When adults use their own weapons to end their lives, it’s a devastating loss. When a young person uses an adult’s gun to do it, the tragedy is multiplied.
In 2018, about 43 percent of U.S. households had at least one gun in possession, so the chance of a young person coming in contact with a weapon is not unlikely, and in light of the recent, heartbreaking suicides of teenagers struggling with the aftermath of school violence, parents and guardians should evaluate having a gun in the house with any child, teenager or young adult.
Don’t take for granted that your children would never hurt themselves. You may not be aware of all their struggles. It’s not uncommon for parents to underestimate the depth of their children’s anguish.
I have friends and family who removed alcohol from their homes during the years their children were most likely to experiment with drinking. It seemed like a logical way to try to keep teenagers sober and by default help avoid circumstances that could lead to the No. 1 cause of teen deaths: motor vehicle crashes.

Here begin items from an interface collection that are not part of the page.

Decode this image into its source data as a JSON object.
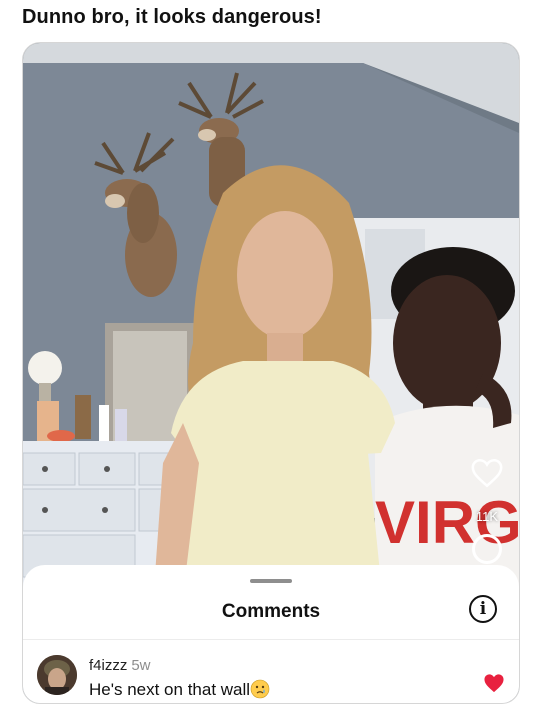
{
  "post": {
    "caption": "Dunno bro, it looks dangerous!"
  },
  "video": {
    "like_count": "11K",
    "shirt_print": "VIRG"
  },
  "comments_sheet": {
    "title": "Comments",
    "info_icon": "info-circle-icon",
    "comment": {
      "username": "f4izzz",
      "time_ago": "5w",
      "text": "He's next on that wall",
      "emoji": "crying-face-emoji",
      "liked_color": "#e8213f"
    }
  },
  "colors": {
    "wall": "#7d8896",
    "dress": "#f1ecc8",
    "dresser": "#e7ebf1",
    "like_red": "#e8213f"
  }
}
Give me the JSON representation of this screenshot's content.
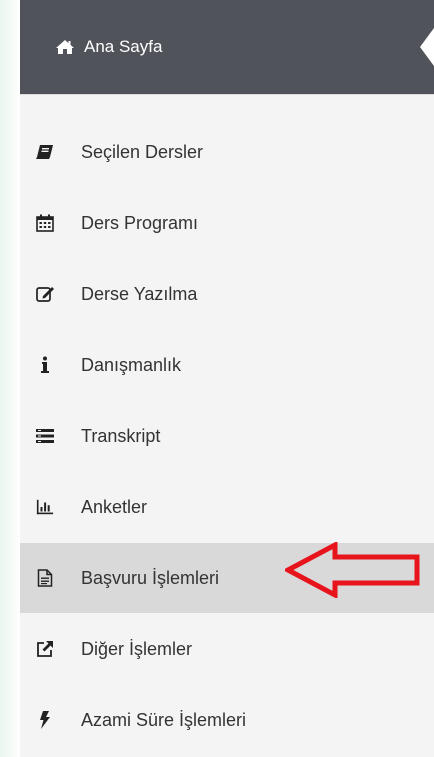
{
  "home": {
    "label": "Ana Sayfa",
    "icon": "home-icon"
  },
  "menu": [
    {
      "label": "Seçilen Dersler",
      "icon": "book-icon",
      "active": false
    },
    {
      "label": "Ders Programı",
      "icon": "calendar-icon",
      "active": false
    },
    {
      "label": "Derse Yazılma",
      "icon": "edit-icon",
      "active": false
    },
    {
      "label": "Danışmanlık",
      "icon": "info-icon",
      "active": false
    },
    {
      "label": "Transkript",
      "icon": "list-icon",
      "active": false
    },
    {
      "label": "Anketler",
      "icon": "bar-chart-icon",
      "active": false
    },
    {
      "label": "Başvuru İşlemleri",
      "icon": "document-icon",
      "active": true
    },
    {
      "label": "Diğer İşlemler",
      "icon": "external-link-icon",
      "active": false
    },
    {
      "label": "Azami Süre İşlemleri",
      "icon": "bolt-icon",
      "active": false
    }
  ],
  "annotation": {
    "icon": "red-arrow-icon",
    "color": "#e8141b"
  },
  "colors": {
    "header_bg": "#505359",
    "sidebar_bg": "#f4f4f4",
    "active_bg": "#d9d9d9"
  }
}
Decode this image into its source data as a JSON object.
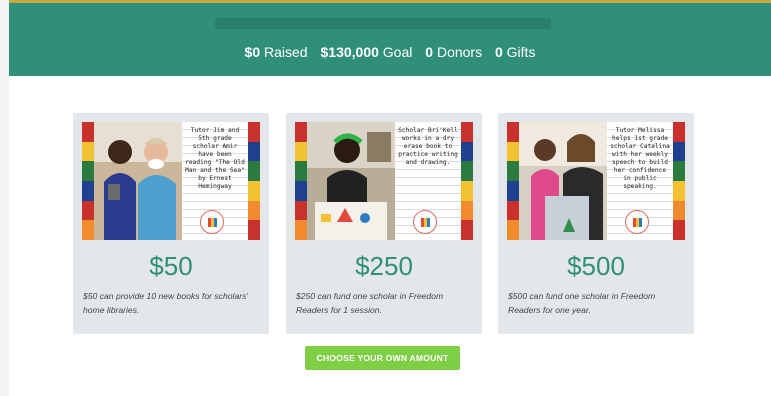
{
  "campaign": {
    "progress_fraction": 0,
    "stats": {
      "raised_value": "$0",
      "raised_label": "Raised",
      "goal_value": "$130,000",
      "goal_label": "Goal",
      "donors_value": "0",
      "donors_label": "Donors",
      "gifts_value": "0",
      "gifts_label": "Gifts"
    }
  },
  "gift_options": [
    {
      "amount": "$50",
      "description": "$50 can provide 10 new books for scholars' home libraries.",
      "note": "Tutor Jim and 5th grade scholar Amir have been reading \"The Old Man and the Sea\" by Ernest Hemingway"
    },
    {
      "amount": "$250",
      "description": "$250 can fund one scholar in Freedom Readers for 1 session.",
      "note": "Scholar Bri'Kell works in a dry erase book to practice writing and drawing."
    },
    {
      "amount": "$500",
      "description": "$500 can fund one scholar in Freedom Readers for one year.",
      "note": "Tutor Melissa helps 1st grade scholar Catalina with her weekly speech to build her confidence in public speaking."
    }
  ],
  "choose_button_label": "CHOOSE YOUR OWN AMOUNT",
  "colors": {
    "header": "#2f8f79",
    "amount": "#2f8f79",
    "button": "#7ecf45",
    "card": "#e4e7ea"
  }
}
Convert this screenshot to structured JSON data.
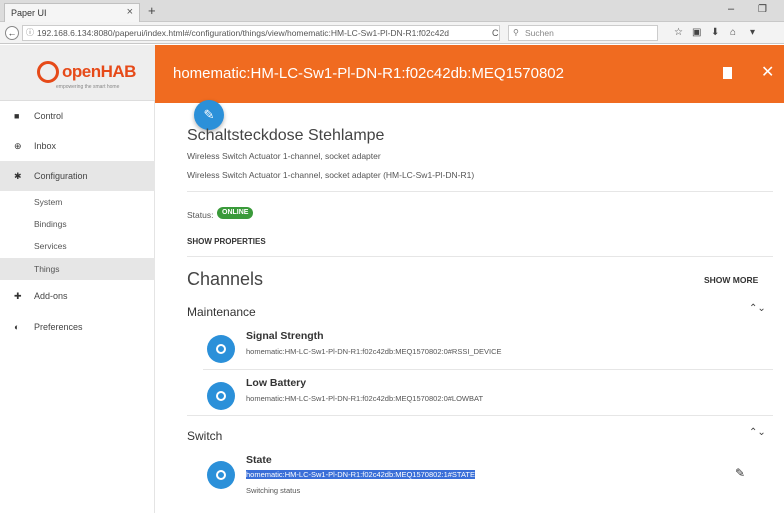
{
  "browser": {
    "tab_title": "Paper UI",
    "tab_close": "×",
    "new_tab": "+",
    "url": "192.168.6.134:8080/paperui/index.html#/configuration/things/view/homematic:HM-LC-Sw1-Pl-DN-R1:f02c42d",
    "search_placeholder": "Suchen"
  },
  "sidebar": {
    "logo_text": "openHAB",
    "logo_sub": "empowering the smart home",
    "items": [
      {
        "label": "Control",
        "icon": "grid-icon"
      },
      {
        "label": "Inbox",
        "icon": "plus-circle-icon"
      },
      {
        "label": "Configuration",
        "icon": "gear-icon"
      },
      {
        "label": "Add-ons",
        "icon": "puzzle-icon"
      },
      {
        "label": "Preferences",
        "icon": "toggle-icon"
      }
    ],
    "sub_items": [
      {
        "label": "System"
      },
      {
        "label": "Bindings"
      },
      {
        "label": "Services"
      },
      {
        "label": "Things"
      }
    ]
  },
  "header": {
    "title": "homematic:HM-LC-Sw1-Pl-DN-R1:f02c42db:MEQ1570802"
  },
  "thing": {
    "name": "Schaltsteckdose Stehlampe",
    "desc1": "Wireless Switch Actuator 1-channel, socket adapter",
    "desc2": "Wireless Switch Actuator 1-channel, socket adapter (HM-LC-Sw1-Pl-DN-R1)",
    "status_label": "Status:",
    "status_value": "ONLINE",
    "show_properties": "SHOW PROPERTIES"
  },
  "channels": {
    "title": "Channels",
    "show_more": "SHOW MORE",
    "groups": [
      {
        "name": "Maintenance",
        "items": [
          {
            "name": "Signal Strength",
            "uid": "homematic:HM-LC-Sw1-Pl-DN-R1:f02c42db:MEQ1570802:0#RSSI_DEVICE"
          },
          {
            "name": "Low Battery",
            "uid": "homematic:HM-LC-Sw1-Pl-DN-R1:f02c42db:MEQ1570802:0#LOWBAT"
          }
        ]
      },
      {
        "name": "Switch",
        "items": [
          {
            "name": "State",
            "uid": "homematic:HM-LC-Sw1-Pl-DN-R1:f02c42db:MEQ1570802:1#STATE",
            "desc": "Switching status"
          }
        ]
      }
    ]
  },
  "colors": {
    "accent": "#f06b20",
    "primary": "#2b90d9",
    "online": "#3a9a3a"
  }
}
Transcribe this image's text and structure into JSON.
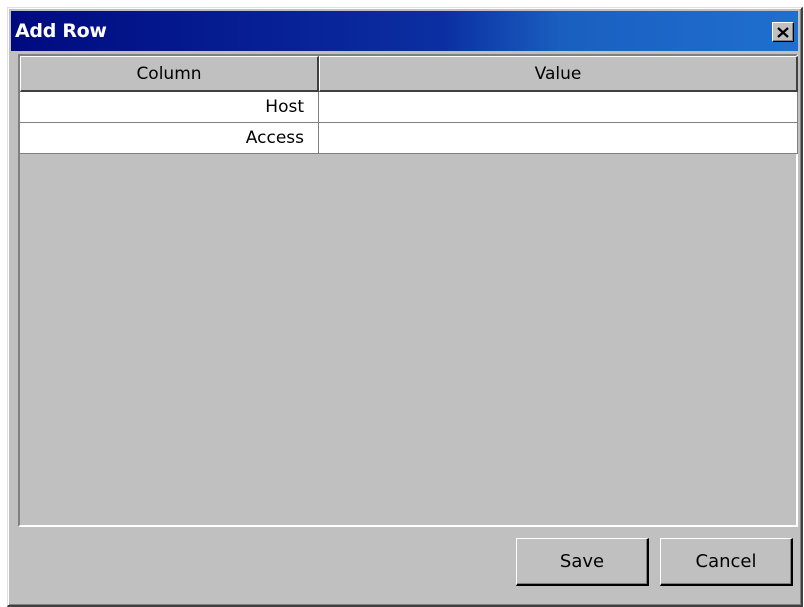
{
  "window": {
    "title": "Add Row",
    "close_icon": "close-icon",
    "title_bar_gradient": [
      "#000a80",
      "#1f6fcf"
    ]
  },
  "grid": {
    "columns": [
      "Column",
      "Value"
    ],
    "rows": [
      {
        "column": "Host",
        "value": ""
      },
      {
        "column": "Access",
        "value": ""
      }
    ]
  },
  "buttons": {
    "save_label": "Save",
    "cancel_label": "Cancel"
  }
}
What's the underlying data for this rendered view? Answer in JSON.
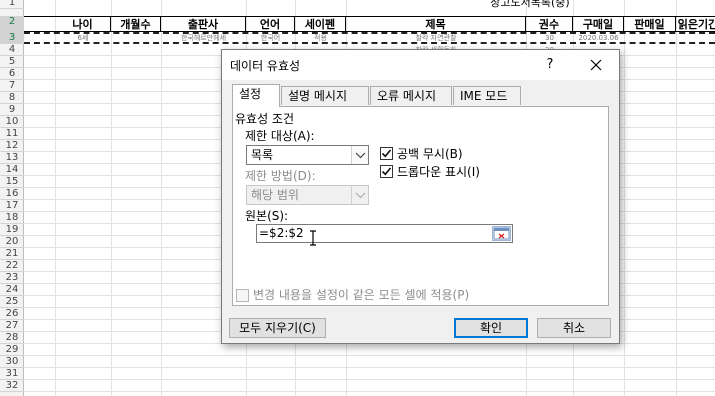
{
  "sheet": {
    "title": "장고도서목록(중)",
    "row_numbers": [
      "1",
      "2",
      "3",
      "4",
      "5",
      "6",
      "7",
      "8",
      "9",
      "10",
      "11",
      "12",
      "13",
      "14",
      "15",
      "16",
      "17",
      "18",
      "19",
      "20",
      "21",
      "22",
      "23",
      "24",
      "25",
      "26",
      "27",
      "28",
      "29",
      "30",
      "31",
      "32"
    ],
    "headers": [
      "나이",
      "개월수",
      "출판사",
      "언어",
      "세이펜",
      "제목",
      "권수",
      "구매일",
      "판매일",
      "읽은기간"
    ],
    "row3": {
      "age": "6세",
      "publisher": "한국헤르만헤세",
      "language": "한국어",
      "saypen": "적용",
      "title": "찰칵 자연관찰",
      "count": "30",
      "purchase_date": "2020.03.06"
    },
    "row4": {
      "title": "찰칵 생활동화",
      "count": "30"
    }
  },
  "dialog": {
    "title": "데이터 유효성",
    "help": "?",
    "tabs": [
      "설정",
      "오류 메시지"
    ],
    "tab_settings": "설정",
    "tab_input_message": "설명 메시지",
    "tab_error_message": "오류 메시지",
    "tab_ime": "IME 모드",
    "group_title": "유효성 조건",
    "allow_label": "제한 대상(A):",
    "allow_value": "목록",
    "ignore_blank_label": "공백 무시(B)",
    "ignore_blank_checked": true,
    "dropdown_label": "드롭다운 표시(I)",
    "dropdown_checked": true,
    "data_label": "제한 방법(D):",
    "data_value": "해당 범위",
    "source_label": "원본(S):",
    "source_value": "=$2:$2",
    "apply_all_label": "변경 내용을 설정이 같은 모든 셀에 적용(P)",
    "apply_all_checked": false,
    "clear_all": "모두 지우기(C)",
    "ok": "확인",
    "cancel": "취소"
  },
  "colors": {
    "accent": "#0078d7",
    "disabled_text": "#8d8d8d",
    "excel_green": "#107c41"
  }
}
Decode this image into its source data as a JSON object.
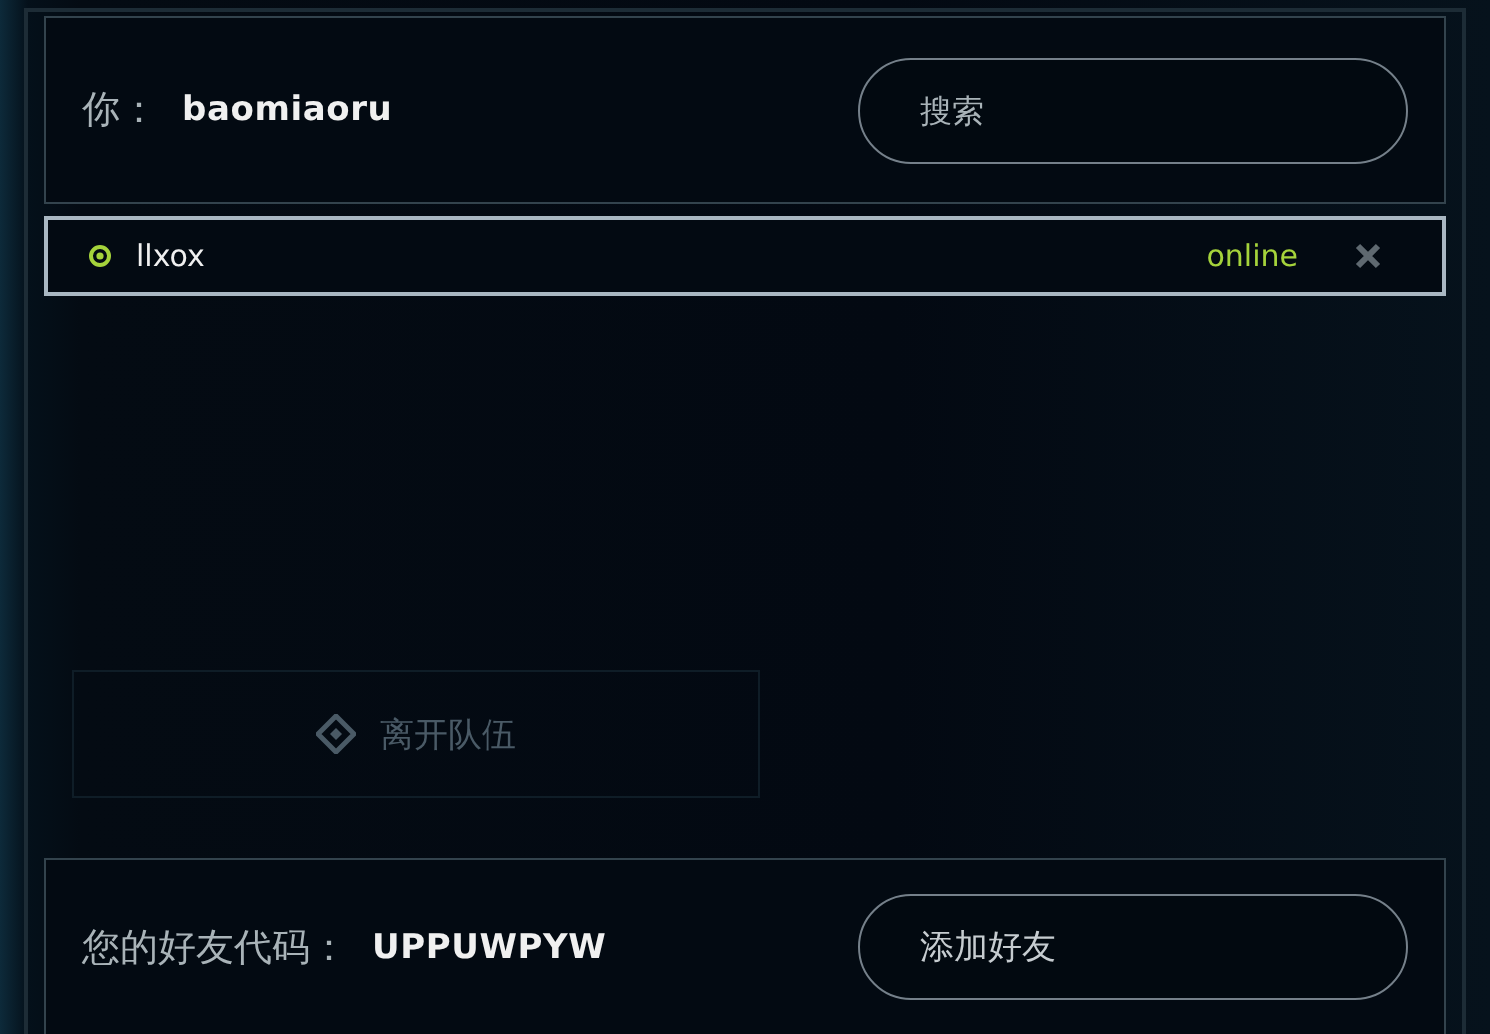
{
  "header": {
    "label": "你：",
    "username": "baomiaoru",
    "search": {
      "placeholder": "搜索"
    }
  },
  "friends": [
    {
      "name": "llxox",
      "status": "online",
      "online": true,
      "selected": true
    }
  ],
  "background_button": {
    "label": "离开队伍",
    "disabled": true
  },
  "footer": {
    "label": "您的好友代码：",
    "code": "UPPUWPYW",
    "button": "添加好友"
  }
}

By the same logic, parents should remove firearms from homes and cars where an adolescent might be able to get to them. Keep the gun at the range. Leave it with an adult relative. At a minimum get a gun safe and keep the ammunition locked in a different location.
Of course no home can be made completely suicide-proof, and I realize home protection is the reason many people keep guns. But crime statistics for our coastal area show that home invasions are rare. We are lucky to live in safe communities.
I know there are some who will push back on these suggestions. For others who might hesitate, ask yourself this question: Would you rather have your teenager or your gun?
Hug your children. Listen to them. They need all of us to be there for them in this increasingly chaotic world.
If you are in crisis, or know someone in crisis, please call the National Suicide Prevention Lifeline at 800-273-TALK (8255), or contact the Crisis Text Line by texting HOME to 741741. Locally, dial 211.
— Mary Kate Leming,